- The Illegal ~ Lawrence Hill
- Mindset ~ Carol S Dweck
- Wooden on Leadership ~ John Wooden
- The Brief Wondrous Life of Oscar Wao ~ Junot Diaz
- Missing Sarah ~ Maggie De Vries
- The Immortal Life of Henrietta Lack ~ Rebecca Skloot
- Flow ~ Mihaly Csikszentmihalyi
- Born a Crime ~ Trevor Noah (past alumni UBC book club suggestion)
- Everything is F*cked ~ Mark Manson
And remember the classics too (Shakespeare, Jane Austen…) “The worst thing about new books is that they keep us from reading the new ones.” ~ John Wooden
15. Who is one UBC Okanagan alumnus you would like to nominate for the 15 Questions series?
Joel Caschetto, Harvey Hubball, Hailey Bauer Funk, Tammy Thomas, Jackie Wong, Ann Richards, Aidan Lea, Brianna Beamish, Katie Wuttunee Ball
Are there any questions you wish we had asked?
Favourite memories of campus – The gym. As a varsity basketball player I built close connections with the teams that trained there and those friendships continue today (men’s and women’s volleyball and basketball were very close knit). We were the first year of “new” gym, so we really feel like it’s ours! It doesn’t quite feel the same now that campus has grown and the running track has been completed, so I’m very nostalgic about the gym back then.
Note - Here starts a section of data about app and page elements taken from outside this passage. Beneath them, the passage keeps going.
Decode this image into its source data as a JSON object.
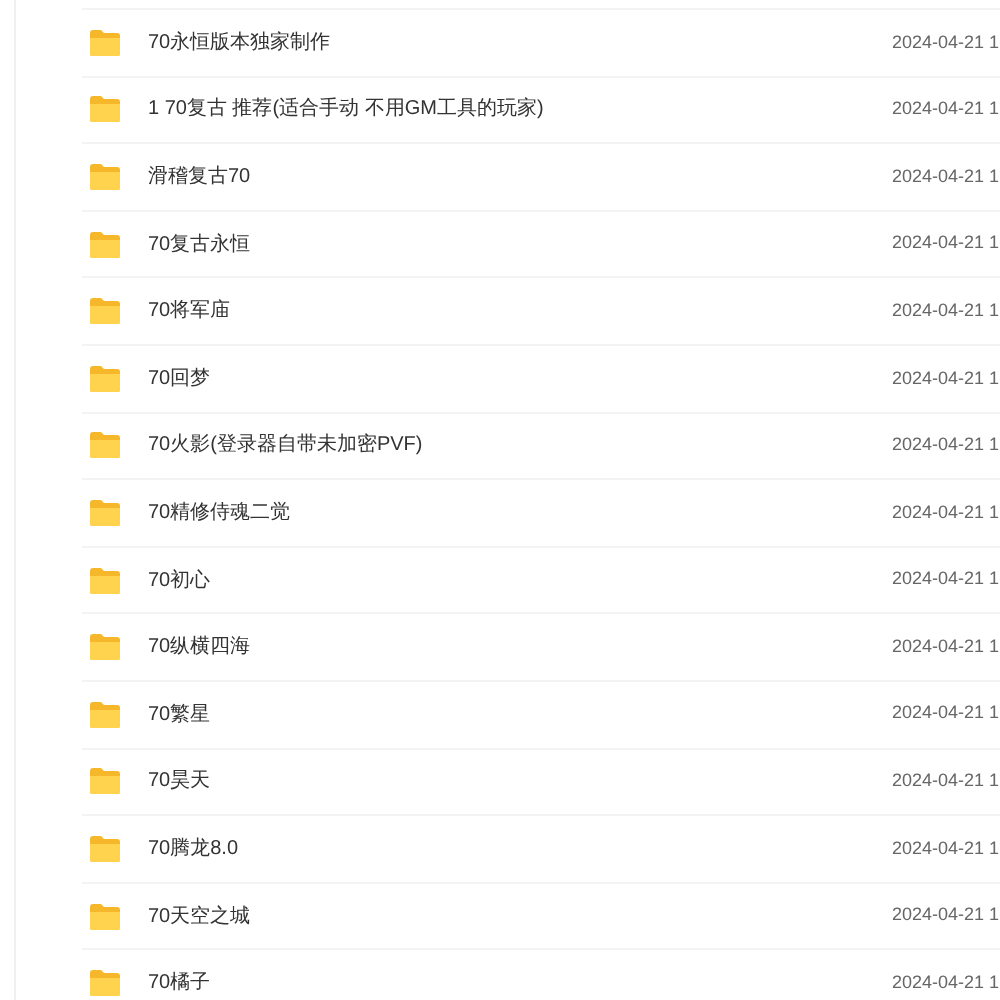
{
  "files": [
    {
      "name": "70永恒版本独家制作",
      "date": "2024-04-21 1"
    },
    {
      "name": "1 70复古 推荐(适合手动 不用GM工具的玩家)",
      "date": "2024-04-21 1"
    },
    {
      "name": "滑稽复古70",
      "date": "2024-04-21 1"
    },
    {
      "name": "70复古永恒",
      "date": "2024-04-21 1"
    },
    {
      "name": "70将军庙",
      "date": "2024-04-21 1"
    },
    {
      "name": "70回梦",
      "date": "2024-04-21 1"
    },
    {
      "name": "70火影(登录器自带未加密PVF)",
      "date": "2024-04-21 1"
    },
    {
      "name": "70精修侍魂二觉",
      "date": "2024-04-21 1"
    },
    {
      "name": "70初心",
      "date": "2024-04-21 1"
    },
    {
      "name": "70纵横四海",
      "date": "2024-04-21 1"
    },
    {
      "name": "70繁星",
      "date": "2024-04-21 1"
    },
    {
      "name": "70昊天",
      "date": "2024-04-21 1"
    },
    {
      "name": "70腾龙8.0",
      "date": "2024-04-21 1"
    },
    {
      "name": "70天空之城",
      "date": "2024-04-21 1"
    },
    {
      "name": "70橘子",
      "date": "2024-04-21 1"
    }
  ]
}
Additionally, I was the first intramurals coordinator so I pretty much lived there! I won countless championship tshirts (volleyball, basketball and indoor soccer) and even kept one! Shout out to all the OUC Gym Rats!